Marc A. Williams
President, American Conservation Consortium, Ltd.
The “Volcano hearse” is one of the central artifacts remaining from an interesting footnote in American Civil War history – the only armed conflict that took place during the war in the state of California. The hearse, originally built in New Bedford, MA in the 1850’s, and currently owned by the State of California Department of Parks and Recreation, had been stored outdoors for many years. As a result, it had suffered both from vandalism and significant deterioration in the form of structural damage, water and light damage, and fungal decay. During a CA Parks Department project to assess its horse-drawn vehicle collection, the hearse’s age and historic value were recognized and the vehicle was treated in 2008-2009.
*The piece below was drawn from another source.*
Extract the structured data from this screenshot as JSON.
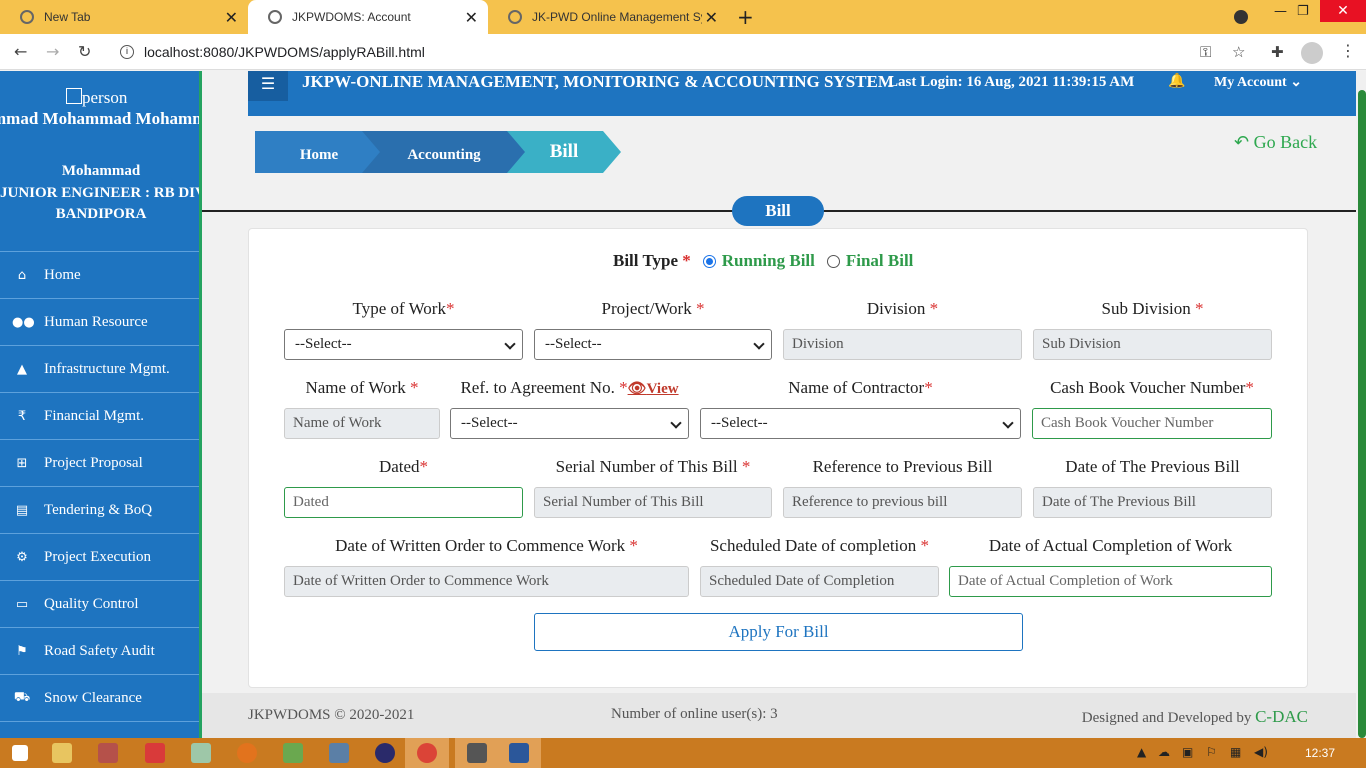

The hearse’s historic importance stems from its role in smuggling a canon into the Sierra foothills town of Volcano, CA. During the Civil War an armed band of renegade miners had been agitating for weeks in support of the Confederate cause. The town elders sent an emergency communication to San Francisco for assistance. The Union garrison there could not spare troops but sent a single canon, “Old Abe”, a model 1835 6-pounder bronze field gun, via rail to the nearest depot. The Volcano Blues, the local militia group, used the hearse to slip the 737 pound canon into town in secrecy.
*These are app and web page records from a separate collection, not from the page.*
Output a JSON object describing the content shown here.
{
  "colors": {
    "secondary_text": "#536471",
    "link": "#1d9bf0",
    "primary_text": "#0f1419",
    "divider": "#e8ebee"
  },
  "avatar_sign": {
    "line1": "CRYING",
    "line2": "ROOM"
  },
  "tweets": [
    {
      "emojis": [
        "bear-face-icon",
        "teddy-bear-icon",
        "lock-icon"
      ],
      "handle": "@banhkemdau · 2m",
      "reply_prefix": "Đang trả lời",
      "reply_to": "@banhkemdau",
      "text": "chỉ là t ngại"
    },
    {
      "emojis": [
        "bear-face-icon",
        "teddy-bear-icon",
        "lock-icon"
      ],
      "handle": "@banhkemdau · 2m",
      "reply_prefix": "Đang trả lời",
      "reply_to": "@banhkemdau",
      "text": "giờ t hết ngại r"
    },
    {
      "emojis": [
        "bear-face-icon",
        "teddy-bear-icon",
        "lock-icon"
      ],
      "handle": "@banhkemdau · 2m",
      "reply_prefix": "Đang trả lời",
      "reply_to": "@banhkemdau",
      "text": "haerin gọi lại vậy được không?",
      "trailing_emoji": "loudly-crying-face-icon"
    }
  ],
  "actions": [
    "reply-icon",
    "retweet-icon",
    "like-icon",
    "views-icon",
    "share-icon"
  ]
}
Once there, an under-carriage was built, and the cannon was loaded with gunpowder, nails, and scrap iron in the absence of proper ammunition. Shortly thereafter, the Confederate sympathizers marched up the main street armed with rifles, pistols, and knives. A stand-off ensued when the cannon was initially revealed and, after a few tense moments, the Confederates retreated. Local lore contends that had the canon been fired, it most likely would have exploded, killing many standing behind it, so heavy was the load of makeshift ammunition.
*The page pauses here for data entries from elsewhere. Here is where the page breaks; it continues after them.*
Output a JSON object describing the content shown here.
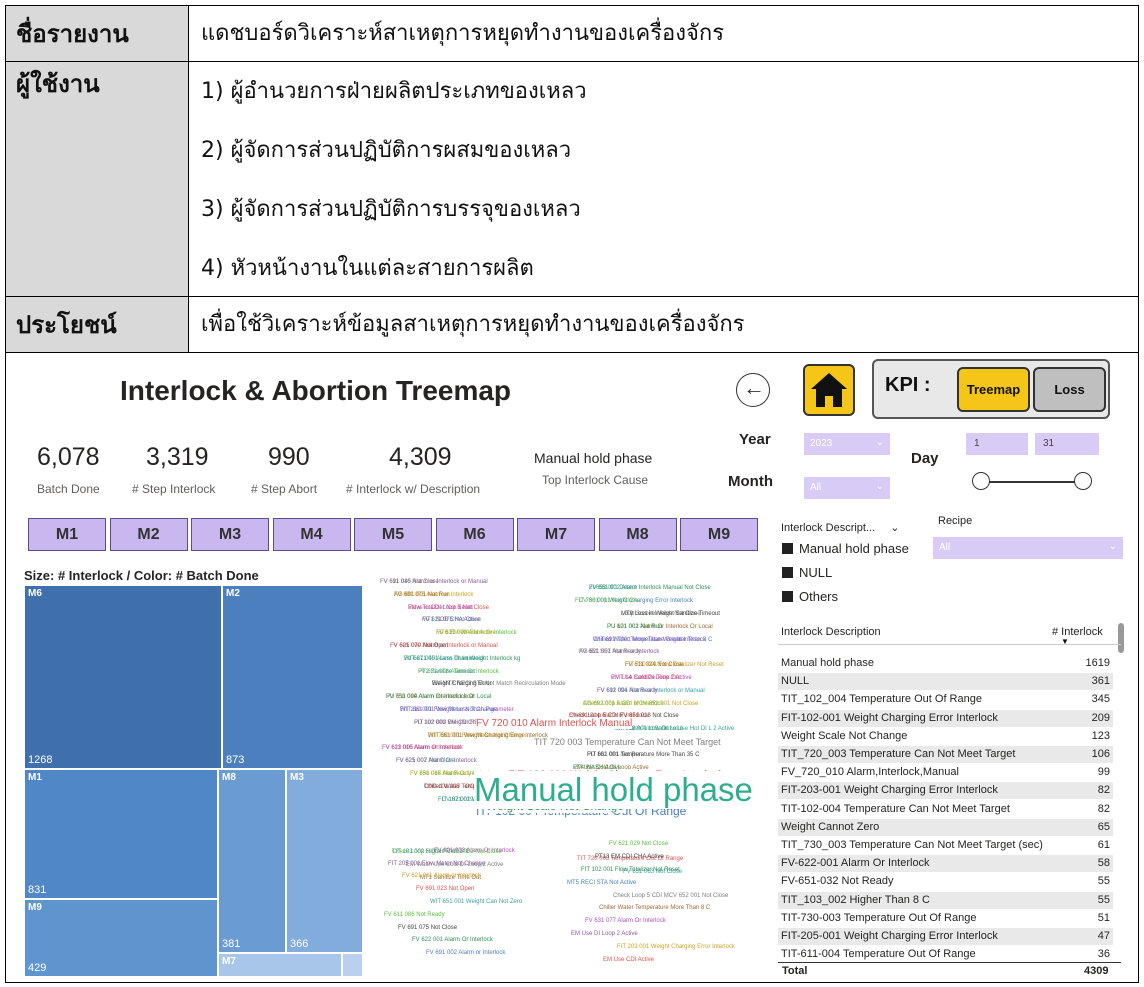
{
  "table": {
    "rows": [
      {
        "label": "ชื่อรายงาน",
        "values": [
          "แดชบอร์ดวิเคราะห์สาเหตุการหยุดทำงานของเครื่องจักร"
        ]
      },
      {
        "label": "ผู้ใช้งาน",
        "values": [
          "1) ผู้อำนวยการฝ่ายผลิตประเภทของเหลว",
          "2) ผู้จัดการส่วนปฏิบัติการผสมของเหลว",
          "3) ผู้จัดการส่วนปฏิบัติการบรรจุของเหลว",
          "4) หัวหน้างานในแต่ละสายการผลิต"
        ]
      },
      {
        "label": "ประโยชน์",
        "values": [
          "เพื่อใช้วิเคราะห์ข้อมูลสาเหตุการหยุดทำงานของเครื่องจักร"
        ]
      }
    ]
  },
  "dashboard": {
    "title": "Interlock & Abortion Treemap",
    "kpi_label": "KPI :",
    "kpi_buttons": [
      "Treemap",
      "Loss"
    ],
    "kpis": [
      {
        "value": "6,078",
        "label": "Batch Done"
      },
      {
        "value": "3,319",
        "label": "# Step Interlock"
      },
      {
        "value": "990",
        "label": "# Step Abort"
      },
      {
        "value": "4,309",
        "label": "# Interlock w/ Description"
      },
      {
        "value": "Manual hold phase",
        "label": "Top Interlock Cause"
      }
    ],
    "year_label": "Year",
    "year_value": "2023",
    "month_label": "Month",
    "month_value": "All",
    "day_label": "Day",
    "day_from": "1",
    "day_to": "31",
    "machines": [
      "M1",
      "M2",
      "M3",
      "M4",
      "M5",
      "M6",
      "M7",
      "M8",
      "M9"
    ],
    "treemap_caption": "Size: # Interlock / Color: # Batch Done",
    "treemap": [
      {
        "name": "M6",
        "value": "1268"
      },
      {
        "name": "M2",
        "value": "873"
      },
      {
        "name": "M1",
        "value": "831"
      },
      {
        "name": "M8",
        "value": "381"
      },
      {
        "name": "M3",
        "value": "366"
      },
      {
        "name": "M9",
        "value": "429"
      },
      {
        "name": "M7",
        "value": ""
      }
    ],
    "wordcloud_big": "Manual hold phase",
    "wordcloud_mid": [
      "TIT 102 004 Temperature Out Of Range",
      "FIT 102 001 Weight Charging Error Interlock",
      "FV 720 010 Alarm Interlock Manual",
      "TIT 720 003 Temperature Can Not Meet Target",
      "NULL",
      "Weight Scale Not Change"
    ],
    "wordcloud_small": [
      "FV 691 045 Alarm or Interlock or Manual",
      "FV 661 002 Alarm Interlock Manual Not Close",
      "FV 691 075 Alarm or Interlock",
      "FIT 730 001 Weight Charging Error Interlock",
      "Valve in CDI Loop 1 Not Close",
      "Loop Sorbitol Valve Not Close",
      "FV 621 075 Not Close",
      "PU 621 001 Alarm Or Interlock Or Local",
      "FV 631 009 Alarm Or Interlock",
      "WIT 692 T001 More Than Weight Interlock",
      "FV 621 070 Not Open",
      "AG 621 001 Alarm or Interlock",
      "WIT 671 001 Less Than Weight Interlock kg",
      "FIT 730 001 Flow Totalizer Not Reset",
      "PT2 Sanitize Timeout",
      "PMT 14 Sanitize Time Out",
      "EM MTF RECI STA Not Match Recirculation Mode",
      "FV 692 001 Alarm or Interlock or Manual",
      "FV 750 019 Alarm Interlock Local",
      "AG 692 001 Alarm or Interlock",
      "WIT 661 001 Weight Less Than Parameter",
      "Check Loop 5 CDI FV 651 018 Not Close",
      "FIT 102 003 Weight Charging Error Interlock",
      "LIT 718 001 Low Or LoLo",
      "FIT 730 001 Flow Meter Not Change",
      "FV 611 051 Not Ready",
      "FV 623 005 Alarm Or Interlock",
      "PU 102 001 Not Run",
      "FV 621 002 Not Close",
      "EM Use Cold DI Loop Active",
      "FV 651 066 Alarm Or Interlock",
      "MT8 CDI CHA Active",
      "Chilled Water Temp More Than 8",
      "PU 102 001 EM CDI RECIR RX Not Run",
      "FIT 102 001 Weight Charging Not Ready",
      "Pig Finished Slowly",
      "TIT 103 002 Higher Than 8 C",
      "TIT 720 003 Temperature Out Of Range",
      "EM Wash Use Cold DI Loop 2 Active",
      "FV 651 063 Not Close",
      "MT1 Sanitize Time Out",
      "FV 621 029 Not Close",
      "FV 621 003 Alarm Or Interlock",
      "PT13 EM CDI CHA Active",
      "FIT 205 001 Flow Meter Not Change",
      "FIT 102 001 Flow Totalizer Not Reset",
      "FV 621 011 Alarm or Interlock",
      "MT5 RECI STA Not Active",
      "FV 691 023 Not Open",
      "Check Loop 5 CDI MCV 652 001 Not Close",
      "WIT 651 001 Weight Can Not Zero",
      "Chiller Water Temperature More Than 8 C",
      "FV 611 086 Not Ready",
      "FV 631 077 Alarm Or Interlock",
      "FV 691 075 Not Close",
      "EM Use DI Loop 2 Active",
      "FV 622 001 Alarm Or Interlock",
      "FIT 203 001 Weight Charging Error Interlock",
      "FV 691 002 Alarm or Interlock",
      "EM Use CDI Active",
      "FV 611 010 Not Close",
      "ZI 653 001 Detect",
      "AG 691 001 Not Run",
      "FCV 661 001 Not Close",
      "Flow Totalizer Not Reset",
      "MT9 Loss in Weight Sanitize Timeout",
      "MT1 SOB CHA Active",
      "PU 101 002 Not Run",
      "MT6 EM WASH Active",
      "Chilled Water Temperature Greater Than 8 C",
      "FV 605 009 Alarm or Interlock or Manual",
      "FV 651 S57 Not Ready",
      "FV 621 045 Alarm Or Interlock",
      "FV 611 024 Not Close",
      "FV 621 006 Alarm Or Interlock",
      "EM Use Cold DI Loop 2 Active",
      "Weight Charging Error",
      "FV 611 094 Not Ready",
      "PU 611 004 Alarm Or Interlock Or Local",
      "Check Loop 5 CDI MCV 653 001 Not Close",
      "FIT 210 001 Flow Meter Not Change",
      "FV 691 014 Alarm or Interlock",
      "PU 102 009 EM CDI RECIR L4 Not Run",
      "EM Wash And Sanitize Use Hot DI L 2 Active",
      "WIT 661 001 Weight Charging Error Interlock",
      "FIT 101 001 Flow Totalizer Not Reset",
      "FV 611 010 Alarm or Interlock",
      "FIT 661 001 Temperature More Than 35 C",
      "FV 625 007 Alarm Or Interlock",
      "PT4 WASH Active",
      "FV 730 017 Not Ready",
      "FV 631 020 Not Close",
      "TOC 101 005 TOC Meter HiHi Or High",
      "WIT 624 001 Less Weight Interlock",
      "FCV 671 029 Not Ready Or Not Close",
      "FV 691 035 Alarm or Interlock",
      "Check Loop 5 CDI FV 651 002 Not Close"
    ],
    "interlock_filter_label": "Interlock Descript...",
    "recipe_label": "Recipe",
    "recipe_value": "All",
    "legend": [
      "Manual hold phase",
      "NULL",
      "Others"
    ],
    "table_header": {
      "desc": "Interlock Description",
      "count": "# Interlock"
    },
    "table_rows": [
      {
        "desc": "Manual hold phase",
        "count": "1619"
      },
      {
        "desc": "NULL",
        "count": "361"
      },
      {
        "desc": "TIT_102_004 Temperature Out Of Range",
        "count": "345"
      },
      {
        "desc": "FIT-102-001 Weight Charging Error Interlock",
        "count": "209"
      },
      {
        "desc": "Weight Scale Not Change",
        "count": "123"
      },
      {
        "desc": "TIT_720_003 Temperature Can Not Meet Target",
        "count": "106"
      },
      {
        "desc": "FV_720_010 Alarm,Interlock,Manual",
        "count": "99"
      },
      {
        "desc": "FIT-203-001 Weight Charging Error Interlock",
        "count": "82"
      },
      {
        "desc": "TIT-102-004 Temperature Can Not Meet Target",
        "count": "82"
      },
      {
        "desc": "Weight Cannot Zero",
        "count": "65"
      },
      {
        "desc": "TIT_730_003 Temperature Can Not Meet Target (sec)",
        "count": "61"
      },
      {
        "desc": "FV-622-001 Alarm Or Interlock",
        "count": "58"
      },
      {
        "desc": "FV-651-032 Not Ready",
        "count": "55"
      },
      {
        "desc": "TIT_103_002 Higher Than 8 C",
        "count": "55"
      },
      {
        "desc": "TIT-730-003 Temperature Out Of Range",
        "count": "51"
      },
      {
        "desc": "FIT-205-001 Weight Charging Error Interlock",
        "count": "47"
      },
      {
        "desc": "TIT-611-004 Temperature Out Of Range",
        "count": "36"
      }
    ],
    "total_label": "Total",
    "total_value": "4309"
  }
}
Commercial restoration of horse-drawn vehicles usually consists of remanufacturing components and spray-painting with automotive lacquer to produce new-looking objects with smooth, even surfaces. Discussions between the Project Conservator and Parks & Recreation staff however, led to the decision to stabilize the hearse and preserve as much of its historic character and components as possible, while still producing an appearance that was sufficiently integrated to allow it to be exhibited. This balance meant that elements such as the tattered, original upholstery and areas of loss and damage that were stable were accepted as part of the historic nature of the vehicle.
The conservation treatment involved reassembly of collapsed parts, replacement of only structurally necessary missing elements, consolidation of decayed wood, cleaning and removal of dirt, cleaning and reattachment of the original upholstery, consolidation of historic paint, inpainting surrounding areas of paint loss, and the application of a protective surface coating.
The hearse is currently in storage while an appropriate exhibit space with adequate preservation conditions is sought. The cannon, which is not owned by CA Parks and was not part of this treatment project, is on exhibit in downtown Volcano, CA.
For more details on this project please contact Marc A. Williams. For additional information on the Volcano historic landmark visit California’s Department of Parks and Recreation Office of Historic Landmarks website.